- Take up a new sport. I've never been one for team sports, nor regular exercise. At school I dabbled with the hockey team, and uni sports definitely were not on my radar apart from the occasional gym session; but I have found joining a sports club like rowing and climbing has really opened up my social network, and allowed me to feel more at home in my new city because of the regular routine and familiar faces.
- Utilise Facebook. I know, I know—facebook is the devil, selling our data and slowly taking over the world. But seriously, everyone is using it nowadays so keep signing up to events, like those pages, and soon, the algorithm will kick in and the best events and places will soon be suggested for you to explore.
- Try and make friends outside of work. As an expat working in an international company, it can be very easy to fall into the trap of just being friends with colleagues. Of course, it's not a bad thing to; but when you are in a work bubble, it can be difficult to then get out. Make sure you have a good balance and in the long run, it will be healthier and more pleasant to not all be thinking/talking about work all the time.
- Don't expect things to be the same when you go back home. Living abroad changes you. Not only do you gain more independence, meet new people, and have new experiences, but things prior to your new venture seem somewhat smaller.

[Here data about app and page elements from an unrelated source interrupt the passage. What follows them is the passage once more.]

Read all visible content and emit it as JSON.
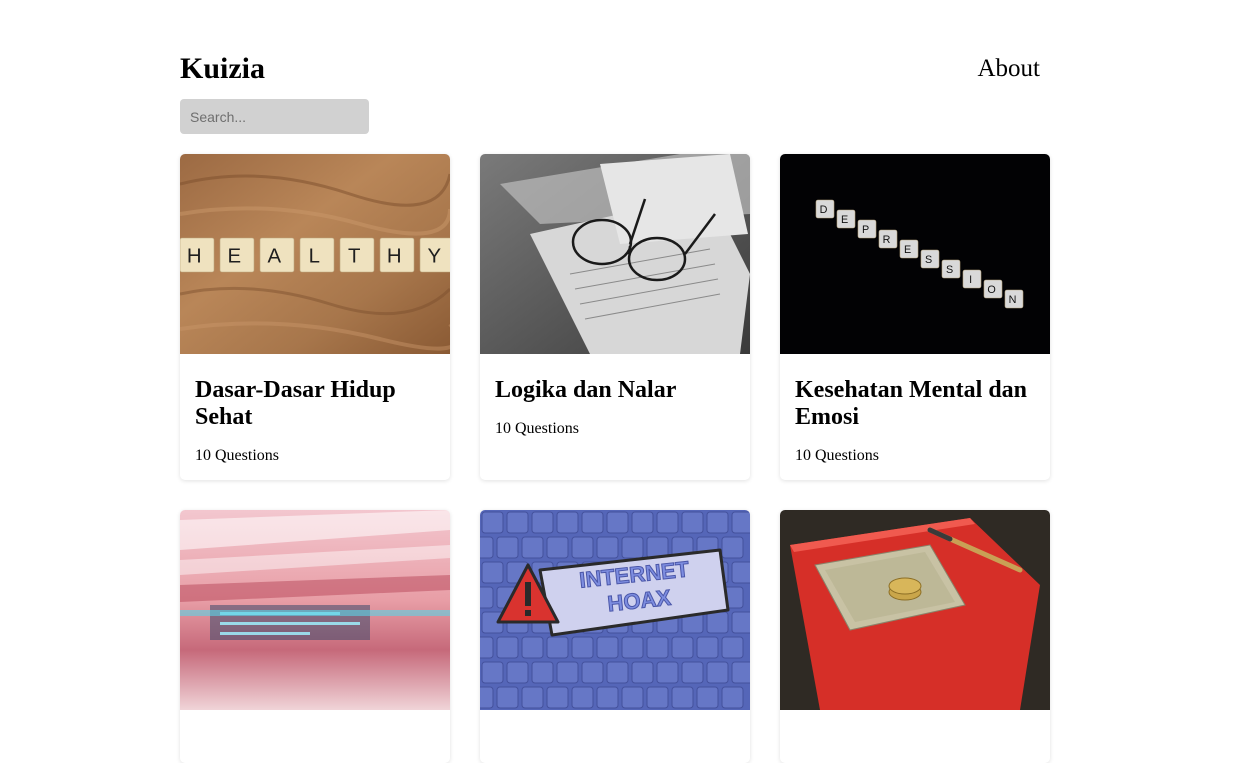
{
  "header": {
    "brand": "Kuizia",
    "about_label": "About"
  },
  "search": {
    "placeholder": "Search..."
  },
  "cards": [
    {
      "title": "Dasar-Dasar Hidup Sehat",
      "meta": "10 Questions",
      "image": "healthy-tiles-photo"
    },
    {
      "title": "Logika dan Nalar",
      "meta": "10 Questions",
      "image": "glasses-on-paper-photo"
    },
    {
      "title": "Kesehatan Mental dan Emosi",
      "meta": "10 Questions",
      "image": "depression-tiles-photo"
    },
    {
      "title": "",
      "meta": "",
      "image": "light-streaks-photo"
    },
    {
      "title": "",
      "meta": "",
      "image": "internet-hoax-photo",
      "image_text": [
        "INTERNET",
        "HOAX"
      ]
    },
    {
      "title": "",
      "meta": "",
      "image": "money-on-notebook-photo"
    }
  ],
  "tile_words": {
    "healthy": [
      "H",
      "E",
      "A",
      "L",
      "T",
      "H",
      "Y"
    ],
    "depression": [
      "D",
      "E",
      "P",
      "R",
      "E",
      "S",
      "S",
      "I",
      "O",
      "N"
    ]
  }
}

Not any less significant, but definitely smaller. I had a hard time adjusting to life back home after travelling and study. Now that I'm living abroad on a more permanent basis, I noticed how I have changed each time I visit friends and family at home. I have learnt not to try and make things the way they were, but to embrace the fact that I am a different person. One thing I am terribly guilty of is keeping contact with friends and family. Whether it's friends from high school or those I have met abroad, an odd message here and there never hurts to remind them that you are thinking of them and appreciate their friendship. With family, I have a harder time, especially as we are not the most technology focused family out there. However, as they have improved, I have most definitely worsened. Be sure to take some time out every now and then to share an update with your nearest and dearest. They will appreciate it, and so will you when you just need that sense of familiarity after a bad day.

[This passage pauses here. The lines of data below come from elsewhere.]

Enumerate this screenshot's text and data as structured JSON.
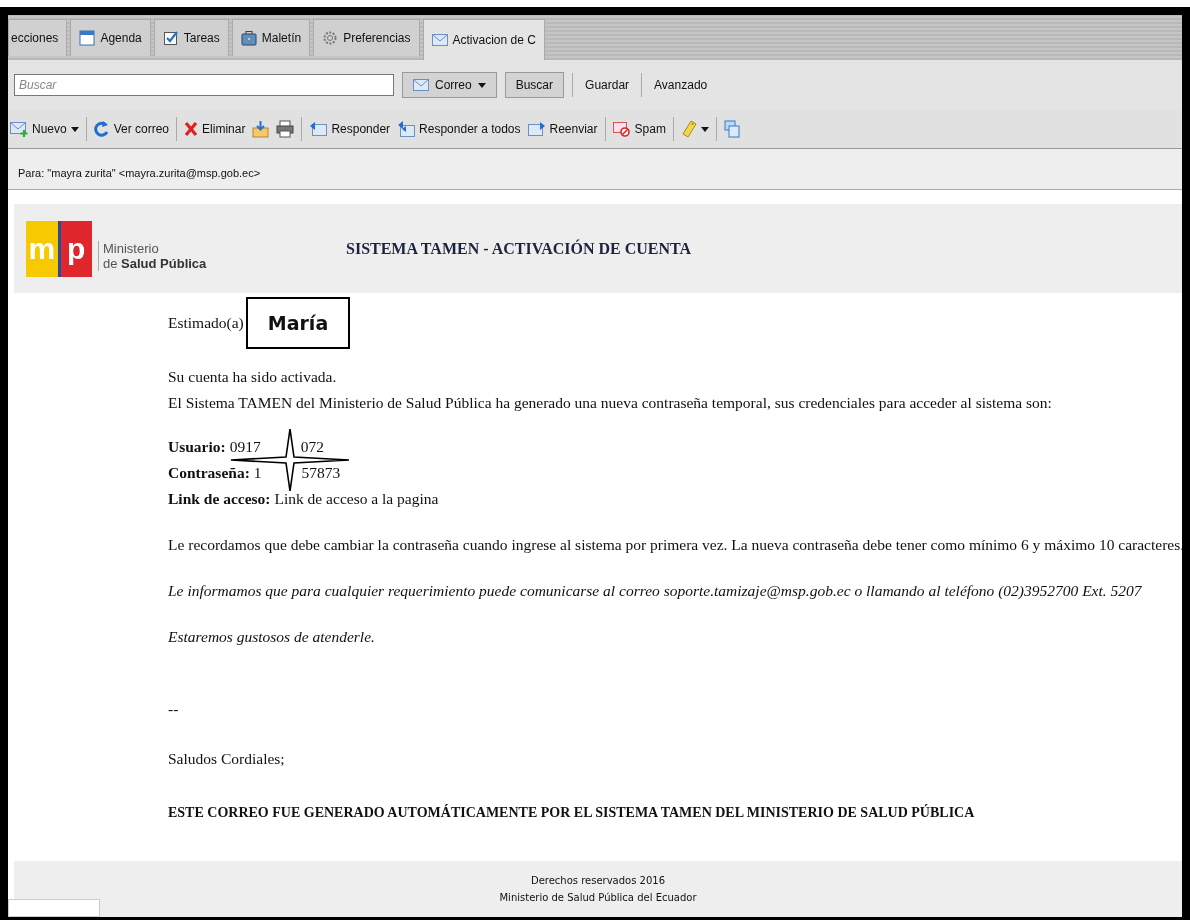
{
  "tabs": [
    {
      "label": "ecciones",
      "kind": "plain",
      "selected": false
    },
    {
      "label": "Agenda",
      "kind": "calendar",
      "selected": false
    },
    {
      "label": "Tareas",
      "kind": "tasks",
      "selected": false
    },
    {
      "label": "Maletín",
      "kind": "briefcase",
      "selected": false
    },
    {
      "label": "Preferencias",
      "kind": "settings",
      "selected": false
    },
    {
      "label": "Activacion de C",
      "kind": "mail",
      "selected": true
    }
  ],
  "search": {
    "placeholder": "Buscar",
    "scope": "Correo",
    "button": "Buscar",
    "links": [
      "Guardar",
      "Avanzado"
    ]
  },
  "toolbar": [
    {
      "kind": "new",
      "label": "Nuevo",
      "dropdown": true
    },
    {
      "kind": "separator"
    },
    {
      "kind": "refresh",
      "label": "Ver correo",
      "dropdown": false
    },
    {
      "kind": "separator"
    },
    {
      "kind": "delete",
      "label": "Eliminar",
      "dropdown": false
    },
    {
      "kind": "archive",
      "dropdown": false
    },
    {
      "kind": "print",
      "dropdown": false
    },
    {
      "kind": "separator"
    },
    {
      "kind": "reply",
      "label": "Responder",
      "dropdown": false
    },
    {
      "kind": "reply-all",
      "label": "Responder a todos",
      "dropdown": false
    },
    {
      "kind": "forward",
      "label": "Reenviar",
      "dropdown": false
    },
    {
      "kind": "separator"
    },
    {
      "kind": "spam",
      "label": "Spam",
      "dropdown": false
    },
    {
      "kind": "separator"
    },
    {
      "kind": "tag",
      "dropdown": true
    },
    {
      "kind": "separator"
    },
    {
      "kind": "window",
      "dropdown": false
    }
  ],
  "message": {
    "to": "Para: \"mayra zurita\" <mayra.zurita@msp.gob.ec>",
    "header": {
      "logo_letters": [
        "m",
        "p"
      ],
      "logo_lines": [
        "Ministerio",
        "de **Salud Pública**"
      ],
      "title": "SISTEMA TAMEN - ACTIVACIÓN DE CUENTA"
    },
    "greeting": "Estimado(a)",
    "name_box": "María",
    "intro": [
      "Su cuenta ha sido activada.",
      "El Sistema TAMEN del Ministerio de Salud Pública ha generado una nueva contraseña temporal, sus credenciales para acceder al sistema son:"
    ],
    "credentials": [
      {
        "label": "Usuario:",
        "value_parts": [
          "0917",
          "072"
        ]
      },
      {
        "label": "Contraseña:",
        "value_parts": [
          "1",
          "57873"
        ]
      },
      {
        "label": "Link de acceso:",
        "value_parts": [
          "Link de acceso a la pagina"
        ]
      }
    ],
    "paragraphs": [
      {
        "kind": "normal",
        "text": "Le recordamos que debe cambiar la contraseña cuando ingrese al sistema por primera vez. La nueva contraseña debe tener como mínimo 6 y máximo 10 caracteres."
      },
      {
        "kind": "italic",
        "text": "Le informamos que para cualquier requerimiento puede comunicarse al correo soporte.tamizaje@msp.gob.ec o llamando al teléfono (02)3952700 Ext. 5207"
      },
      {
        "kind": "italic",
        "text": "Estaremos gustosos de atenderle."
      }
    ],
    "signature": [
      "--",
      "Saludos Cordiales;"
    ],
    "notice": "ESTE CORREO FUE GENERADO AUTOMÁTICAMENTE POR EL SISTEMA TAMEN DEL MINISTERIO DE SALUD PÚBLICA",
    "footer": [
      "Derechos reservados 2016",
      "Ministerio de Salud Pública del Ecuador"
    ]
  }
}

- Last and most importantly, be open to new experiences and be prepared to put yourself out there, especially if you are in a country that does not speak your language. It's ok if it doesn't work out, your life will only be richer from the experience of moving abroad, even if it was only a short term adventure.